▶ What you will do
Without leaving out a single line, restate the entries below exactly.

▶ Available data

=== Section Start ===

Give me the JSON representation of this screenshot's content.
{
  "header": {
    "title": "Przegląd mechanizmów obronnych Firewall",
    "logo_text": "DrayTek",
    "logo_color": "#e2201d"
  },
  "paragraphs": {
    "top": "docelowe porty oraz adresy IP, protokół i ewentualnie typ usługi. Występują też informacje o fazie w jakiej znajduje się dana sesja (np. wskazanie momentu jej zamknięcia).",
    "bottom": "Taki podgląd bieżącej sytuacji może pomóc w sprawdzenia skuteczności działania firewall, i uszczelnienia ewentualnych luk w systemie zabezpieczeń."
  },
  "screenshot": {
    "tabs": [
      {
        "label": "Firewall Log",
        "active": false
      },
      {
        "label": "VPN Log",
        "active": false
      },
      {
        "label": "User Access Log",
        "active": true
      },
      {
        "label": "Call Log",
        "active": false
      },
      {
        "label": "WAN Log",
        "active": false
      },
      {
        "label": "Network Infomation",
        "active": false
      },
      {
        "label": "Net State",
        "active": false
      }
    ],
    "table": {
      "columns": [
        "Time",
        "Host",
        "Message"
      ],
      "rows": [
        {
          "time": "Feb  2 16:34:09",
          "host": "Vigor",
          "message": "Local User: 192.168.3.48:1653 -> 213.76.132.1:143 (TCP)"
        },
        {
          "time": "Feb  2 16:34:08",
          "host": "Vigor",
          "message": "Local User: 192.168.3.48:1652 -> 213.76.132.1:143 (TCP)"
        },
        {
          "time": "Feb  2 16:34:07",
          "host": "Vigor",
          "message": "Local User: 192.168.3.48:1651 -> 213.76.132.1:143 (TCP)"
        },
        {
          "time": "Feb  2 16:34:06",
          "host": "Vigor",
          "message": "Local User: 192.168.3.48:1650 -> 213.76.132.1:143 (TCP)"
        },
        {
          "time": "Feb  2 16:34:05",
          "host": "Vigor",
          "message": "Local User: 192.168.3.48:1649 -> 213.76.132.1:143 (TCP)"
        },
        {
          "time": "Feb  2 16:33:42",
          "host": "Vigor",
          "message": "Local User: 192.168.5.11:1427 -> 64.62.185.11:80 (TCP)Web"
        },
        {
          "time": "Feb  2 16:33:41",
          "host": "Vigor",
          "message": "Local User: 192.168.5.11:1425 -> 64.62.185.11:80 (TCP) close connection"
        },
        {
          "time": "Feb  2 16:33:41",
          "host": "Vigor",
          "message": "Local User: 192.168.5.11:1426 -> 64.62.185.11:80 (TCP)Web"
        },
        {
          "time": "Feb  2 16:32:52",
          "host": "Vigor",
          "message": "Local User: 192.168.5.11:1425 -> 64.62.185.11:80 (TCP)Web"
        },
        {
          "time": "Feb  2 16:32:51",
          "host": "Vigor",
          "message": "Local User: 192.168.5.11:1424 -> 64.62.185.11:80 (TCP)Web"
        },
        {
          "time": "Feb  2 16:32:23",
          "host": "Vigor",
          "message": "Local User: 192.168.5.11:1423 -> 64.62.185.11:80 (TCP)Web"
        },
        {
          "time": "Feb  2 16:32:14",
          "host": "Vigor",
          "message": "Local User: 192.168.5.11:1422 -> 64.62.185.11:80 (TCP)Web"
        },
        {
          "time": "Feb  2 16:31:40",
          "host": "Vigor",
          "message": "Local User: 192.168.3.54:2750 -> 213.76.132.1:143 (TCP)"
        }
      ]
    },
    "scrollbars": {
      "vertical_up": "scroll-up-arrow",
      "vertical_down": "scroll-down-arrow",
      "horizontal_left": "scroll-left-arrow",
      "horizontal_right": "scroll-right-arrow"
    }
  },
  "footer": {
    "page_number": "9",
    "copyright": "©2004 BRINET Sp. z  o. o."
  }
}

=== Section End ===

▶ Solution for this problem
Give me the JSON representation of this screenshot's content.
{
  "header": {
    "title": "Przegląd mechanizmów obronnych Firewall",
    "logo_text": "DrayTek",
    "logo_color": "#e2201d"
  },
  "paragraphs": {
    "top": "docelowe porty oraz adresy IP, protokół i ewentualnie typ usługi. Występują też informacje o fazie w jakiej znajduje się dana sesja (np. wskazanie momentu jej zamknięcia).",
    "bottom": "Taki podgląd bieżącej sytuacji może pomóc w sprawdzenia skuteczności działania firewall, i uszczelnienia ewentualnych luk w systemie zabezpieczeń."
  },
  "screenshot": {
    "tabs": [
      {
        "label": "Firewall Log",
        "active": false
      },
      {
        "label": "VPN Log",
        "active": false
      },
      {
        "label": "User Access Log",
        "active": true
      },
      {
        "label": "Call Log",
        "active": false
      },
      {
        "label": "WAN Log",
        "active": false
      },
      {
        "label": "Network Infomation",
        "active": false
      },
      {
        "label": "Net State",
        "active": false
      }
    ],
    "table": {
      "columns": [
        "Time",
        "Host",
        "Message"
      ],
      "rows": [
        {
          "time": "Feb  2 16:34:09",
          "host": "Vigor",
          "message": "Local User: 192.168.3.48:1653 -> 213.76.132.1:143 (TCP)"
        },
        {
          "time": "Feb  2 16:34:08",
          "host": "Vigor",
          "message": "Local User: 192.168.3.48:1652 -> 213.76.132.1:143 (TCP)"
        },
        {
          "time": "Feb  2 16:34:07",
          "host": "Vigor",
          "message": "Local User: 192.168.3.48:1651 -> 213.76.132.1:143 (TCP)"
        },
        {
          "time": "Feb  2 16:34:06",
          "host": "Vigor",
          "message": "Local User: 192.168.3.48:1650 -> 213.76.132.1:143 (TCP)"
        },
        {
          "time": "Feb  2 16:34:05",
          "host": "Vigor",
          "message": "Local User: 192.168.3.48:1649 -> 213.76.132.1:143 (TCP)"
        },
        {
          "time": "Feb  2 16:33:42",
          "host": "Vigor",
          "message": "Local User: 192.168.5.11:1427 -> 64.62.185.11:80 (TCP)Web"
        },
        {
          "time": "Feb  2 16:33:41",
          "host": "Vigor",
          "message": "Local User: 192.168.5.11:1425 -> 64.62.185.11:80 (TCP) close connection"
        },
        {
          "time": "Feb  2 16:33:41",
          "host": "Vigor",
          "message": "Local User: 192.168.5.11:1426 -> 64.62.185.11:80 (TCP)Web"
        },
        {
          "time": "Feb  2 16:32:52",
          "host": "Vigor",
          "message": "Local User: 192.168.5.11:1425 -> 64.62.185.11:80 (TCP)Web"
        },
        {
          "time": "Feb  2 16:32:51",
          "host": "Vigor",
          "message": "Local User: 192.168.5.11:1424 -> 64.62.185.11:80 (TCP)Web"
        },
        {
          "time": "Feb  2 16:32:23",
          "host": "Vigor",
          "message": "Local User: 192.168.5.11:1423 -> 64.62.185.11:80 (TCP)Web"
        },
        {
          "time": "Feb  2 16:32:14",
          "host": "Vigor",
          "message": "Local User: 192.168.5.11:1422 -> 64.62.185.11:80 (TCP)Web"
        },
        {
          "time": "Feb  2 16:31:40",
          "host": "Vigor",
          "message": "Local User: 192.168.3.54:2750 -> 213.76.132.1:143 (TCP)"
        }
      ]
    },
    "scrollbars": {
      "vertical_up": "scroll-up-arrow",
      "vertical_down": "scroll-down-arrow",
      "horizontal_left": "scroll-left-arrow",
      "horizontal_right": "scroll-right-arrow"
    }
  },
  "footer": {
    "page_number": "9",
    "copyright": "©2004 BRINET Sp. z  o. o."
  }
}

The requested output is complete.